Burberry shares gained six per cent after speculation that the luxury fashion brand could face a multi-billion pound takeover bid from a mystery investor.
The company is reported to have asked HSBC, which is listed as the custodian of the stake, to reveal the identity of its client.
An investor building up a stake could put pressure on the British firm, whose market capitalisation has fallen in the past year amid concerns about falling demand from its key markets in Asia, particularly China and Hong Kong.
A source close to the company said Burberry was focused on the stake and keeping a close watch on it but there had been no formal takeover bid made.
Burberry has spoken to its financial advisers Robey Warshaw and Morgan Stanley about the growing stake, which broke a 5 per cent barrier recently but was now just below the threshold.
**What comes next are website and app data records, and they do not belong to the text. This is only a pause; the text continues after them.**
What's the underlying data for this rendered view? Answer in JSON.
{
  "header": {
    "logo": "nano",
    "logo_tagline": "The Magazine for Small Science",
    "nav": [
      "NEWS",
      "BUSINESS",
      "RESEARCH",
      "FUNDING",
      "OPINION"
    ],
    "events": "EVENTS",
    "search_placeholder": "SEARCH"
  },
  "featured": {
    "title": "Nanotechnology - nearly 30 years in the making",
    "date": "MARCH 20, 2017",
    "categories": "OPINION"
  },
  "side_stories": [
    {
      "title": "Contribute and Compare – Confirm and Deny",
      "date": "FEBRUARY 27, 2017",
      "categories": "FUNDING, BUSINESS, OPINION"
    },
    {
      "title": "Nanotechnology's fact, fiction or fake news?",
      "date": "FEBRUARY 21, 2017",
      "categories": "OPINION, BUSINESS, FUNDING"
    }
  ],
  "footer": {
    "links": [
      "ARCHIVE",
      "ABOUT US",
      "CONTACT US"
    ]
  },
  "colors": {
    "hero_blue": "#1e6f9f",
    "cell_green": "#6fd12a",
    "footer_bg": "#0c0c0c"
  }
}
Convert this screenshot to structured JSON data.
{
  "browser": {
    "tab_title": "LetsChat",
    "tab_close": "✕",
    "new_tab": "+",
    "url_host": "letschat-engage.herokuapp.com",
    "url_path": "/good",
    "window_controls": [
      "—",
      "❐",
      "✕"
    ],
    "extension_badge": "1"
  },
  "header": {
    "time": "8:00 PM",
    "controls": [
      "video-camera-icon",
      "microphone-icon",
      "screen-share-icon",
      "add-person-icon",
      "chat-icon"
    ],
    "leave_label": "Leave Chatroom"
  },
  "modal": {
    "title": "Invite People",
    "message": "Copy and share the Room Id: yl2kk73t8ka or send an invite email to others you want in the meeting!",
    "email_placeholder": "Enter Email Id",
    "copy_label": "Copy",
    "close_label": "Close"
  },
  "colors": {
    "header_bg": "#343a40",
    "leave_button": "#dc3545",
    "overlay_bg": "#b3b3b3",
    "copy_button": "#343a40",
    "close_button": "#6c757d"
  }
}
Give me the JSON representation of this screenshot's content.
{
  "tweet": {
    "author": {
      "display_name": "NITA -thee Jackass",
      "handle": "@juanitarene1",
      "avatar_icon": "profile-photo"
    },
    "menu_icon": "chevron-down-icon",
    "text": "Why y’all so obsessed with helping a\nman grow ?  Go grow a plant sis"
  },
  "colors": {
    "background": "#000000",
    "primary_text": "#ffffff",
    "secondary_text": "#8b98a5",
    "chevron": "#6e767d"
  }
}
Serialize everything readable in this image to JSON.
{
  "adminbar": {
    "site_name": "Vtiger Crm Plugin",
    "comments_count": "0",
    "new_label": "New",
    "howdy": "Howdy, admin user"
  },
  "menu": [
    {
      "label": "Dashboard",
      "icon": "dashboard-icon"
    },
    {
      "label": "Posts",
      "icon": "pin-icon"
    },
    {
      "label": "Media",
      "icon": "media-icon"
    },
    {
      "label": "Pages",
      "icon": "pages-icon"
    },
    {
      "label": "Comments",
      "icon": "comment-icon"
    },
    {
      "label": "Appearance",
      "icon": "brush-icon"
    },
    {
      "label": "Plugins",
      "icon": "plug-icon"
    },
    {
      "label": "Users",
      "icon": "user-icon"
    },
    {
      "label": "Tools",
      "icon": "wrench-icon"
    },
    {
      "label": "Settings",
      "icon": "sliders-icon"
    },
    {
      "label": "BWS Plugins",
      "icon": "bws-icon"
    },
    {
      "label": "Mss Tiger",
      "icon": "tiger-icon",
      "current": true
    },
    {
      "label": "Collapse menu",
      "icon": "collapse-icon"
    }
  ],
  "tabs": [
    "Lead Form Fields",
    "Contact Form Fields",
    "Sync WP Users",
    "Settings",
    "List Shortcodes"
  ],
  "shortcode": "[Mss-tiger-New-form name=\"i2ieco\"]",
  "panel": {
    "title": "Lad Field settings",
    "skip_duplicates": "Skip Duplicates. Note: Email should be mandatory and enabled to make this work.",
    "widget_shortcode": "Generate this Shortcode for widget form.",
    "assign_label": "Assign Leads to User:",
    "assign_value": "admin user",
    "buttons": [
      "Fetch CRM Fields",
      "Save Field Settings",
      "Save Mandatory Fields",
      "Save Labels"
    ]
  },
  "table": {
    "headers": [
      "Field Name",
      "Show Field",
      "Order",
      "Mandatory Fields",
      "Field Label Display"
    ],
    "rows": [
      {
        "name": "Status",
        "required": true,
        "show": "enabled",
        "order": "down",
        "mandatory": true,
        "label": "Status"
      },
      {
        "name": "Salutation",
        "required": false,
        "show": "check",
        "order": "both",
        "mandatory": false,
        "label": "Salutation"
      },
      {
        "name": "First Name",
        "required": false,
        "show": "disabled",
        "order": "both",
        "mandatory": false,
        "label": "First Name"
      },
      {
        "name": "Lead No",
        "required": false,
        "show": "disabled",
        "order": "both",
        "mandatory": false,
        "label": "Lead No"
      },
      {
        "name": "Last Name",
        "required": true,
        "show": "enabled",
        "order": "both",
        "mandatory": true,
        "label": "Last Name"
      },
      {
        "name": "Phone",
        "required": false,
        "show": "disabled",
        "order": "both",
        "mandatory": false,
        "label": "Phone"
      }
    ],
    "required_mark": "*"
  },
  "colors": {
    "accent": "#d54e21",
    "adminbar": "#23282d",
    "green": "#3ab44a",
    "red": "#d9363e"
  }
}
A spokesman for the company declined to comment when approached by The Yorkshire Post.
The Financial Times speculated that rival groups such as LVMH or private equity investors could be behind the transaction.
Analysts from Macquarrie said a takeover could value Burberry at £8bn.
Daniele Gianera of Macquarrie told the FT: “Burberry is one of the few luxury brands without family interest and thus an easier target for acquisition.”
Burberry is due to report annual results in April. It announced an internal review at its third quarter trading update in January.
A recent analyst note from Nomura said: “We do not think the brand is under significant pressure, and believe it continues to be well regarded in the fashion and luxury world.
“However, the changing dynamics of luxury growth and expenditure globally suggest the timing of an internal review is justified.
“We hope that Burberry realises, as we do, that the macroeconomic prospects are more cautious/subdued than they have been in recent years, which in some instances have been driven by artificial demand in China, for example, and unsustainable levels of trade in Hong Kong.
“However, this does not mean that brands cannot grow, expand and continue to invest. However, competing with peers for market share may be more apparent. And from a shareholder perspective, aligning the strategy and cost base, as well as allocating capital in this new world, will be crucial.”
Burberry is planning to invest £50m in a state-of-the-art trenchcoat factory in Leeds.
Work on the site is due to begin in 2016 and the new facility is due for completion in 2019.
Nomura said it expects Burberry’s review to focus on productivity to help grow like-for-like sales and raise sales densities, which should make the brand more profitable.
The brokerage said it would like to see more focus on costs, adding “the brand appears ‘over costed’ in anticipation of significant growth”.
Nomura said: “We expect this review to be thorough, given chief executive Christopher Bailey will have been at the helm two years in May.
“A change of the group’s approach would be a positive to the market.”
Halifax-born Mr Bailey, 44, joined Burberry as design director in 2001. He was appointed chief creative officer in 2009.